━━━━━ EXTRACTED ENTRIES ━━━━━
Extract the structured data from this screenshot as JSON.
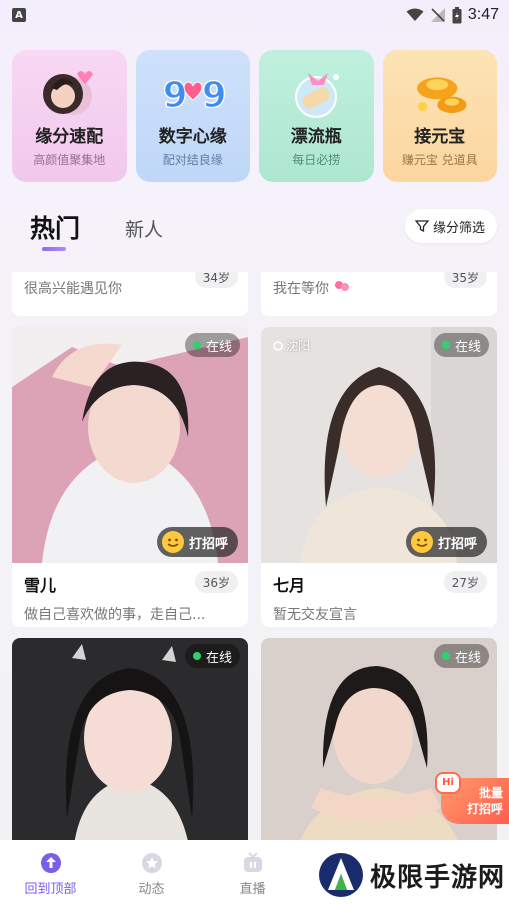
{
  "status_bar": {
    "time": "3:47",
    "app_badge": "A"
  },
  "features": [
    {
      "title": "缘分速配",
      "subtitle": "高颜值聚集地"
    },
    {
      "title": "数字心缘",
      "subtitle": "配对结良缘",
      "art_text": "9♥9"
    },
    {
      "title": "漂流瓶",
      "subtitle": "每日必捞"
    },
    {
      "title": "接元宝",
      "subtitle": "赚元宝 兑道具"
    }
  ],
  "tabs": {
    "hot": "热门",
    "new": "新人"
  },
  "filter": {
    "label": "缘分筛选"
  },
  "feed": {
    "online_label": "在线",
    "greet_label": "打招呼",
    "partial_cards": [
      {
        "name": "",
        "age": "34岁",
        "bio": "很高兴能遇见你"
      },
      {
        "name": "",
        "age": "35岁",
        "bio": "我在等你"
      }
    ],
    "cards": [
      {
        "name": "雪儿",
        "age": "36岁",
        "bio": "做自己喜欢做的事，走自己...",
        "location": ""
      },
      {
        "name": "七月",
        "age": "27岁",
        "bio": "暂无交友宣言",
        "location": "沈阳"
      },
      {
        "name": "",
        "age": "",
        "bio": "",
        "location": ""
      },
      {
        "name": "",
        "age": "",
        "bio": "",
        "location": ""
      }
    ]
  },
  "batch_greet": {
    "line1": "批量",
    "line2": "打招呼",
    "hi": "Hi"
  },
  "bottom_nav": [
    {
      "label": "回到顶部",
      "icon": "arrow-up-icon",
      "active": true
    },
    {
      "label": "动态",
      "icon": "star-icon",
      "active": false
    },
    {
      "label": "直播",
      "icon": "tv-icon",
      "active": false
    }
  ],
  "watermark": {
    "text": "极限手游网"
  },
  "colors": {
    "accent": "#7a5de8",
    "online": "#2fd36b",
    "batch": "#ff6b4f"
  }
}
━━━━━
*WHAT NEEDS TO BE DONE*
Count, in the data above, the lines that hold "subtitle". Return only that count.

*OUTPUT OF THE TASK*
4